=== PROBLEM TO WORK ON ===
Retype the records below exactly as they appear, but leave out any pictures.

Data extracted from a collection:
--

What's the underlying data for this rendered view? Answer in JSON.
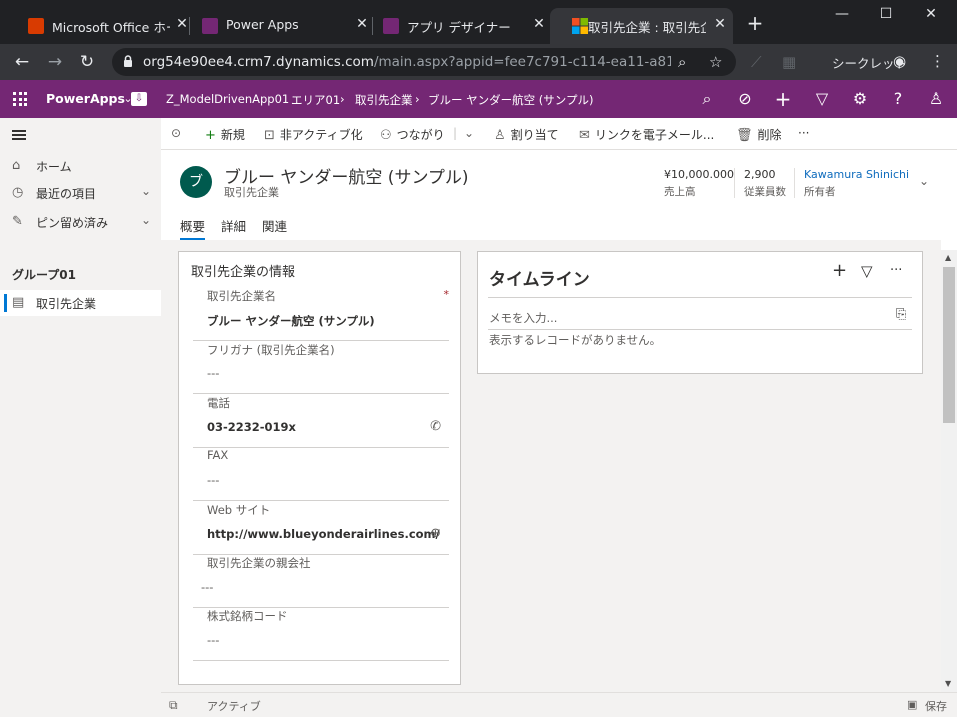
{
  "browser": {
    "tabs": [
      {
        "title": "Microsoft Office ホーム",
        "color": "#d83b01"
      },
      {
        "title": "Power Apps",
        "color": "#742774"
      },
      {
        "title": "アプリ デザイナー",
        "color": "#742774"
      },
      {
        "title": "取引先企業 : 取引先企",
        "color": "#0078d4"
      }
    ],
    "url_host": "org54e90ee4.crm7.dynamics.com",
    "url_path": "/main.aspx?appid=fee7c791-c114-ea11-a811-00...",
    "incognito_label": "シークレット"
  },
  "app_header": {
    "brand": "PowerApps",
    "app_name": "Z_ModelDrivenApp01",
    "area": "エリア01",
    "breadcrumb_entity": "取引先企業",
    "breadcrumb_record": "ブルー ヤンダー航空 (サンプル)"
  },
  "commands": {
    "new": "新規",
    "deactivate": "非アクティブ化",
    "connect": "つながり",
    "assign": "割り当て",
    "email_link": "リンクを電子メール...",
    "delete": "削除",
    "more": "···"
  },
  "nav": {
    "home": "ホーム",
    "recent": "最近の項目",
    "pinned": "ピン留め済み",
    "group": "グループ01",
    "entity": "取引先企業"
  },
  "record": {
    "avatar_letter": "ブ",
    "title": "ブルー ヤンダー航空 (サンプル)",
    "entity": "取引先企業",
    "revenue_value": "¥10,000.000",
    "revenue_label": "売上高",
    "employees_value": "2,900",
    "employees_label": "従業員数",
    "owner_value": "Kawamura Shinichi",
    "owner_label": "所有者"
  },
  "form_tabs": {
    "summary": "概要",
    "details": "詳細",
    "related": "関連"
  },
  "section": {
    "title": "取引先企業の情報",
    "fields": [
      {
        "label": "取引先企業名",
        "value": "ブルー ヤンダー航空 (サンプル)",
        "required": "*"
      },
      {
        "label": "フリガナ (取引先企業名)",
        "value": "---"
      },
      {
        "label": "電話",
        "value": "03-2232-019x"
      },
      {
        "label": "FAX",
        "value": "---"
      },
      {
        "label": "Web サイト",
        "value": "http://www.blueyonderairlines.com/"
      },
      {
        "label": "取引先企業の親会社",
        "value": "---"
      },
      {
        "label": "株式銘柄コード",
        "value": "---"
      }
    ]
  },
  "timeline": {
    "title": "タイムライン",
    "note_placeholder": "メモを入力...",
    "empty_text": "表示するレコードがありません。"
  },
  "status": {
    "state": "アクティブ",
    "save": "保存"
  }
}
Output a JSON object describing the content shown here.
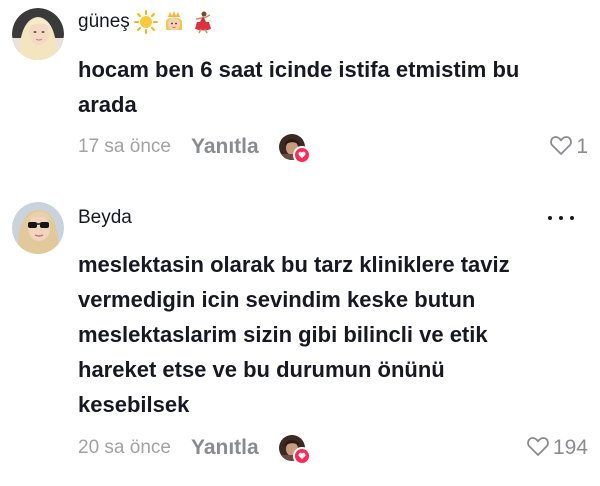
{
  "comments": [
    {
      "username": "güneş",
      "username_emojis": [
        "sun-icon",
        "princess-icon",
        "dancer-icon"
      ],
      "text_lines": [
        "hocam ben 6 saat icinde istifa etmistim bu",
        "arada"
      ],
      "timestamp": "17 sa önce",
      "reply_label": "Yanıtla",
      "like_count": "1",
      "liked_by_creator": true
    },
    {
      "username": "Beyda",
      "text_lines": [
        "meslektasin olarak bu tarz kliniklere taviz",
        "vermedigin icin sevindim keske butun",
        "meslektaslarim sizin gibi bilincli ve etik",
        "hareket etse ve bu durumun önünü",
        "kesebilsek"
      ],
      "timestamp": "20 sa önce",
      "reply_label": "Yanıtla",
      "like_count": "194",
      "liked_by_creator": true
    }
  ],
  "colors": {
    "text": "#161823",
    "secondary": "#8a8b91",
    "timestamp": "#a1a2a7",
    "accent": "#fe2c55"
  }
}
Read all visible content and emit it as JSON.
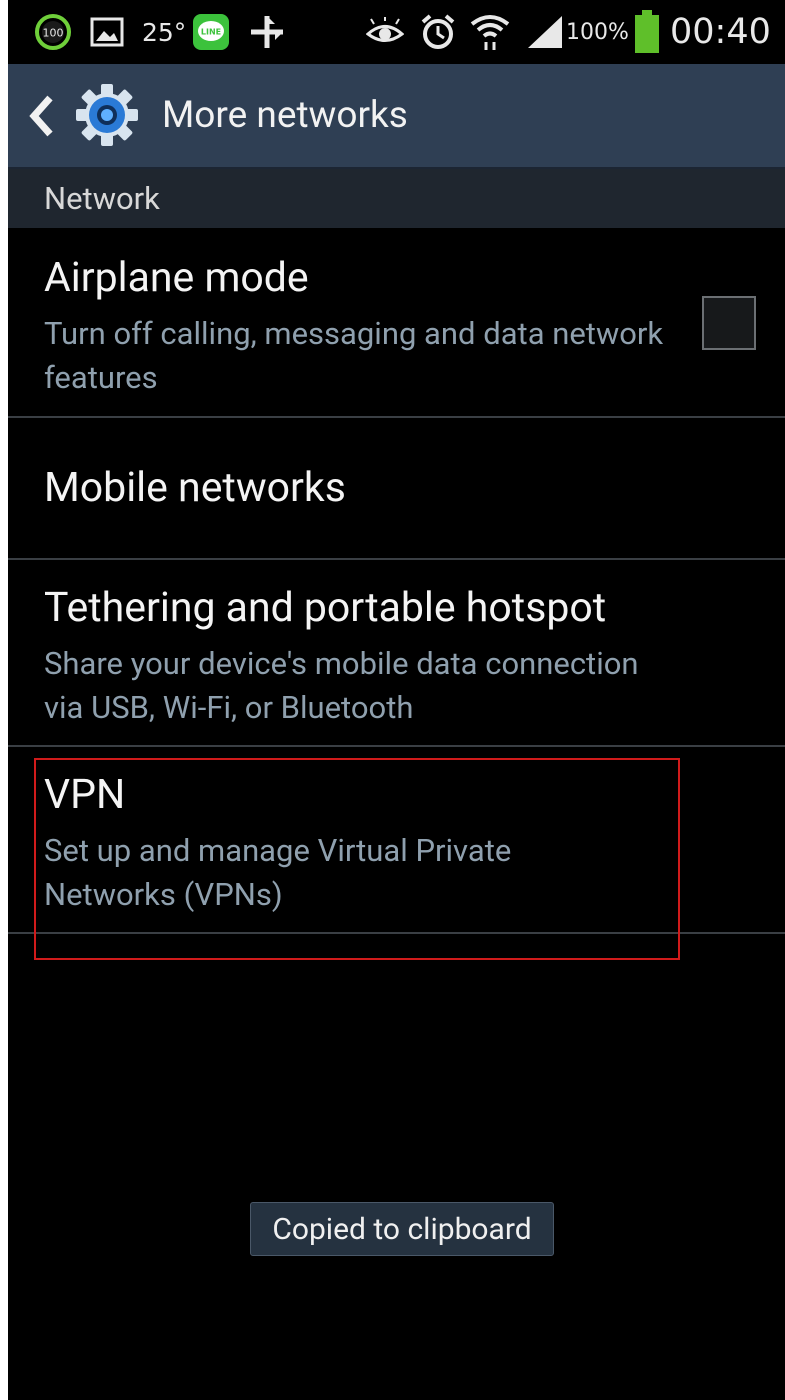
{
  "status_bar": {
    "battery_saver_badge": "100",
    "temperature": "25°",
    "line_app_label": "LINE",
    "battery_percent": "100%",
    "time": "00:40",
    "icons": [
      "battery-saver-100-icon",
      "gallery-icon",
      "temperature-text",
      "line-app-icon",
      "transfer-arrows-icon",
      "eye-icon",
      "alarm-icon",
      "wifi-icon",
      "signal-icon",
      "battery-icon"
    ]
  },
  "action_bar": {
    "title": "More networks",
    "back_icon": "chevron-left-icon",
    "app_icon": "settings-gear-icon"
  },
  "section": {
    "header": "Network"
  },
  "items": [
    {
      "title": "Airplane mode",
      "subtitle": "Turn off calling, messaging and data network features",
      "checkbox_checked": false
    },
    {
      "title": "Mobile networks"
    },
    {
      "title": "Tethering and portable hotspot",
      "subtitle": "Share your device's mobile data connection via USB, Wi-Fi, or Bluetooth"
    },
    {
      "title": "VPN",
      "subtitle": "Set up and manage Virtual Private Networks (VPNs)"
    }
  ],
  "toast": {
    "message": "Copied to clipboard"
  },
  "colors": {
    "action_bar_bg": "#2f3f54",
    "section_header_bg": "#1f262f",
    "subtitle_text": "#8fa0ae",
    "highlight_border": "#d11b1b",
    "battery_green": "#5fbf2a",
    "line_green": "#3cc23c"
  }
}
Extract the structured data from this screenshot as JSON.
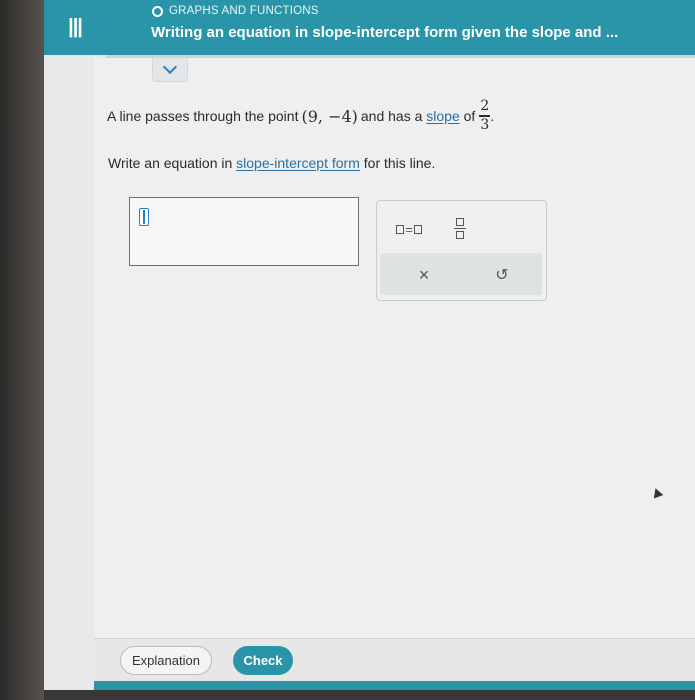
{
  "header": {
    "menu_icon": "hamburger-menu-icon",
    "topic": "GRAPHS AND FUNCTIONS",
    "title": "Writing an equation in slope-intercept form given the slope and ..."
  },
  "problem": {
    "text_before": "A line passes through the point",
    "point": "(9, −4)",
    "text_middle": "and has a",
    "slope_link": "slope",
    "text_of": "of",
    "slope_numerator": "2",
    "slope_denominator": "3",
    "text_end": "."
  },
  "prompt": {
    "text_before": "Write an equation in",
    "link": "slope-intercept form",
    "text_after": "for this line."
  },
  "answer": {
    "value": ""
  },
  "keypad": {
    "equals_key": "=",
    "clear_key": "×",
    "undo_key": "↺"
  },
  "footer": {
    "explanation_label": "Explanation",
    "check_label": "Check"
  },
  "colors": {
    "teal": "#2a95a8",
    "link_blue": "#2a6fa8"
  }
}
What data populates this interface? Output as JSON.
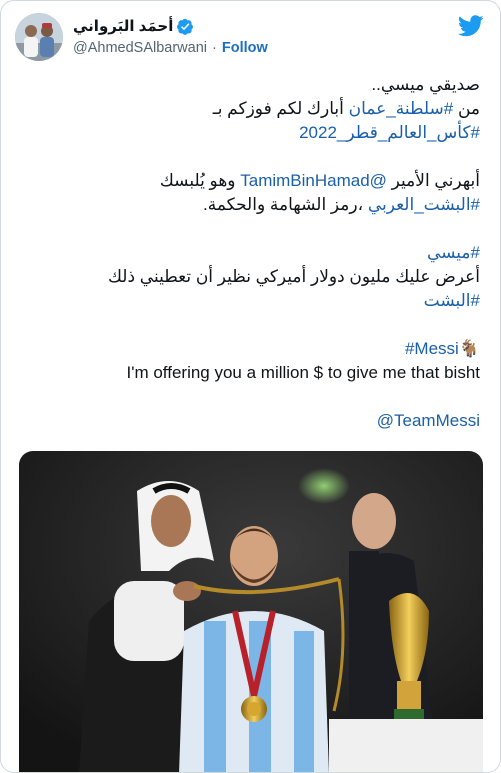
{
  "tweet": {
    "display_name": "أحمَد البَرواني",
    "handle": "@AhmedSAlbarwani",
    "separator": "·",
    "follow_label": "Follow",
    "paragraph1": {
      "line1": "صديقي ميسي..",
      "line2_pre": "من ",
      "line2_tag": "#سلطنة_عمان",
      "line2_post": " أبارك لكم فوزكم بـ",
      "line3_tag": "#كأس_العالم_قطر_2022"
    },
    "paragraph2": {
      "line1_pre": "أبهرني الأمير ",
      "line1_mention": "@TamimBinHamad",
      "line1_post": " وهو يُلبسك",
      "line2_tag": "#البشت_العربي",
      "line2_post": " ،رمز الشهامة والحكمة."
    },
    "paragraph3": {
      "line1_tag": "#ميسي",
      "line2": "أعرض عليك مليون دولار أميركي نظير أن تعطيني ذلك",
      "line3_tag": "#البشت"
    },
    "paragraph4": {
      "tag": "#Messi",
      "emoji": "🐐",
      "line2": "I'm offering you a million $ to give me that bisht"
    },
    "mention_line": "@TeamMessi"
  },
  "colors": {
    "link": "#1b5fa8",
    "follow": "#1d6fc0",
    "twitter_blue": "#1d9bf0",
    "verified_blue": "#1d9bf0"
  },
  "icons": {
    "verified": "verified-badge-icon",
    "logo": "twitter-bird-icon"
  }
}
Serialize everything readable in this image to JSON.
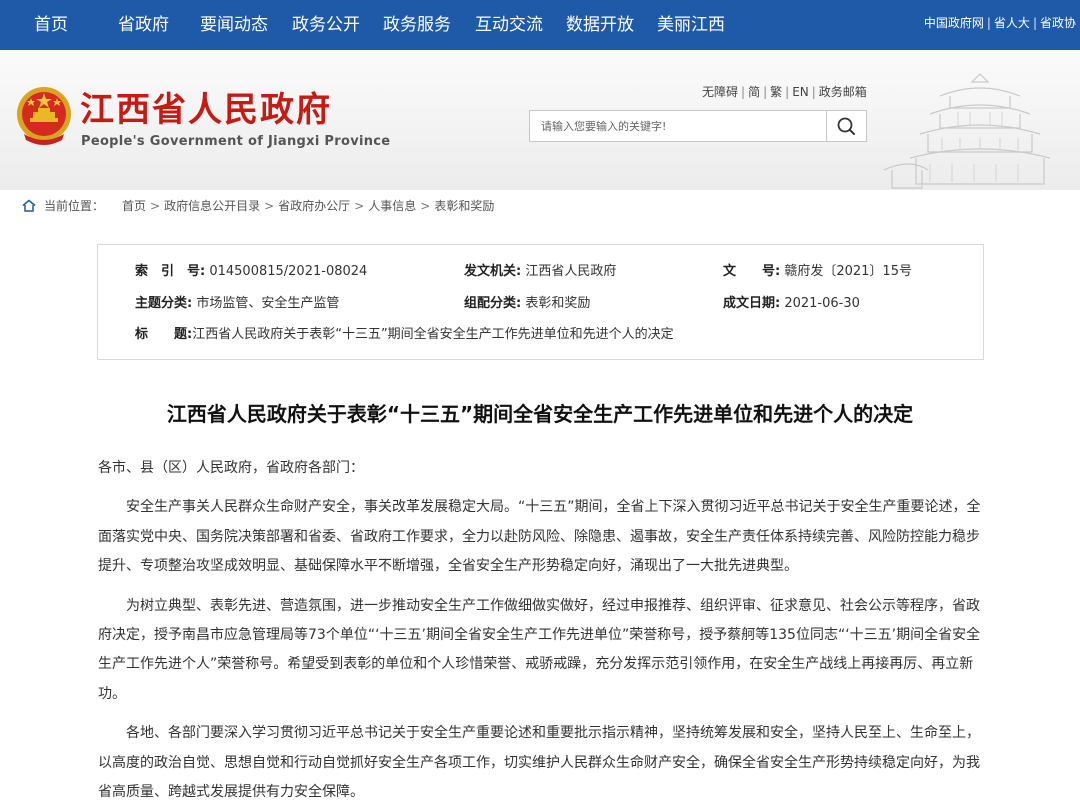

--

=== TASK SOLUTION ===
What's the underlying data for this rendered view? Answer in JSON.
{
  "browser": {
    "tabs": [
      {
        "title": "Microsoft Office ホーム",
        "color": "#d83b01"
      },
      {
        "title": "Power Apps",
        "color": "#742774"
      },
      {
        "title": "アプリ デザイナー",
        "color": "#742774"
      },
      {
        "title": "取引先企業 : 取引先企",
        "color": "#0078d4"
      }
    ],
    "url_host": "org54e90ee4.crm7.dynamics.com",
    "url_path": "/main.aspx?appid=fee7c791-c114-ea11-a811-00...",
    "incognito_label": "シークレット"
  },
  "app_header": {
    "brand": "PowerApps",
    "app_name": "Z_ModelDrivenApp01",
    "area": "エリア01",
    "breadcrumb_entity": "取引先企業",
    "breadcrumb_record": "ブルー ヤンダー航空 (サンプル)"
  },
  "commands": {
    "new": "新規",
    "deactivate": "非アクティブ化",
    "connect": "つながり",
    "assign": "割り当て",
    "email_link": "リンクを電子メール...",
    "delete": "削除",
    "more": "···"
  },
  "nav": {
    "home": "ホーム",
    "recent": "最近の項目",
    "pinned": "ピン留め済み",
    "group": "グループ01",
    "entity": "取引先企業"
  },
  "record": {
    "avatar_letter": "ブ",
    "title": "ブルー ヤンダー航空 (サンプル)",
    "entity": "取引先企業",
    "revenue_value": "¥10,000.000",
    "revenue_label": "売上高",
    "employees_value": "2,900",
    "employees_label": "従業員数",
    "owner_value": "Kawamura Shinichi",
    "owner_label": "所有者"
  },
  "form_tabs": {
    "summary": "概要",
    "details": "詳細",
    "related": "関連"
  },
  "section": {
    "title": "取引先企業の情報",
    "fields": [
      {
        "label": "取引先企業名",
        "value": "ブルー ヤンダー航空 (サンプル)",
        "required": "*"
      },
      {
        "label": "フリガナ (取引先企業名)",
        "value": "---"
      },
      {
        "label": "電話",
        "value": "03-2232-019x"
      },
      {
        "label": "FAX",
        "value": "---"
      },
      {
        "label": "Web サイト",
        "value": "http://www.blueyonderairlines.com/"
      },
      {
        "label": "取引先企業の親会社",
        "value": "---"
      },
      {
        "label": "株式銘柄コード",
        "value": "---"
      }
    ]
  },
  "timeline": {
    "title": "タイムライン",
    "note_placeholder": "メモを入力...",
    "empty_text": "表示するレコードがありません。"
  },
  "status": {
    "state": "アクティブ",
    "save": "保存"
  }
}
Output a JSON object describing the content shown here.
{
  "comments": [
    {
      "username": "güneş",
      "username_emojis": [
        "sun-icon",
        "princess-icon",
        "dancer-icon"
      ],
      "text_lines": [
        "hocam ben 6 saat icinde istifa etmistim bu",
        "arada"
      ],
      "timestamp": "17 sa önce",
      "reply_label": "Yanıtla",
      "like_count": "1",
      "liked_by_creator": true
    },
    {
      "username": "Beyda",
      "text_lines": [
        "meslektasin olarak bu tarz kliniklere taviz",
        "vermedigin icin sevindim keske butun",
        "meslektaslarim sizin gibi bilincli ve etik",
        "hareket etse ve bu durumun önünü",
        "kesebilsek"
      ],
      "timestamp": "20 sa önce",
      "reply_label": "Yanıtla",
      "like_count": "194",
      "liked_by_creator": true
    }
  ],
  "colors": {
    "text": "#161823",
    "secondary": "#8a8b91",
    "timestamp": "#a1a2a7",
    "accent": "#fe2c55"
  }
}
Read all visible content and emit it as JSON.
{
  "status_bar": {
    "battery_saver_badge": "100",
    "temperature": "25°",
    "line_app_label": "LINE",
    "battery_percent": "100%",
    "time": "00:40",
    "icons": [
      "battery-saver-100-icon",
      "gallery-icon",
      "temperature-text",
      "line-app-icon",
      "transfer-arrows-icon",
      "eye-icon",
      "alarm-icon",
      "wifi-icon",
      "signal-icon",
      "battery-icon"
    ]
  },
  "action_bar": {
    "title": "More networks",
    "back_icon": "chevron-left-icon",
    "app_icon": "settings-gear-icon"
  },
  "section": {
    "header": "Network"
  },
  "items": [
    {
      "title": "Airplane mode",
      "subtitle": "Turn off calling, messaging and data network features",
      "checkbox_checked": false
    },
    {
      "title": "Mobile networks"
    },
    {
      "title": "Tethering and portable hotspot",
      "subtitle": "Share your device's mobile data connection via USB, Wi-Fi, or Bluetooth"
    },
    {
      "title": "VPN",
      "subtitle": "Set up and manage Virtual Private Networks (VPNs)"
    }
  ],
  "toast": {
    "message": "Copied to clipboard"
  },
  "colors": {
    "action_bar_bg": "#2f3f54",
    "section_header_bg": "#1f262f",
    "subtitle_text": "#8fa0ae",
    "highlight_border": "#d11b1b",
    "battery_green": "#5fbf2a",
    "line_green": "#3cc23c"
  }
}
Extract the structured data from this screenshot as JSON.
{
  "header": {
    "menu_icon": "hamburger-menu-icon",
    "topic": "GRAPHS AND FUNCTIONS",
    "title": "Writing an equation in slope-intercept form given the slope and ..."
  },
  "problem": {
    "text_before": "A line passes through the point",
    "point": "(9, −4)",
    "text_middle": "and has a",
    "slope_link": "slope",
    "text_of": "of",
    "slope_numerator": "2",
    "slope_denominator": "3",
    "text_end": "."
  },
  "prompt": {
    "text_before": "Write an equation in",
    "link": "slope-intercept form",
    "text_after": "for this line."
  },
  "answer": {
    "value": ""
  },
  "keypad": {
    "equals_key": "=",
    "clear_key": "×",
    "undo_key": "↺"
  },
  "footer": {
    "explanation_label": "Explanation",
    "check_label": "Check"
  },
  "colors": {
    "teal": "#2a95a8",
    "link_blue": "#2a6fa8"
  }
}
What data populates this interface? Output as JSON.
{
  "tweet": {
    "display_name": "أحمَد البَرواني",
    "handle": "@AhmedSAlbarwani",
    "separator": "·",
    "follow_label": "Follow",
    "paragraph1": {
      "line1": "صديقي ميسي..",
      "line2_pre": "من ",
      "line2_tag": "#سلطنة_عمان",
      "line2_post": " أبارك لكم فوزكم بـ",
      "line3_tag": "#كأس_العالم_قطر_2022"
    },
    "paragraph2": {
      "line1_pre": "أبهرني الأمير ",
      "line1_mention": "@TamimBinHamad",
      "line1_post": " وهو يُلبسك",
      "line2_tag": "#البشت_العربي",
      "line2_post": " ،رمز الشهامة والحكمة."
    },
    "paragraph3": {
      "line1_tag": "#ميسي",
      "line2": "أعرض عليك مليون دولار أميركي نظير أن تعطيني ذلك",
      "line3_tag": "#البشت"
    },
    "paragraph4": {
      "tag": "#Messi",
      "emoji": "🐐",
      "line2": "I'm offering you a million $ to give me that bisht"
    },
    "mention_line": "@TeamMessi"
  },
  "colors": {
    "link": "#1b5fa8",
    "follow": "#1d6fc0",
    "twitter_blue": "#1d9bf0",
    "verified_blue": "#1d9bf0"
  },
  "icons": {
    "verified": "verified-badge-icon",
    "logo": "twitter-bird-icon"
  }
}
Serialize everything readable in this image to JSON.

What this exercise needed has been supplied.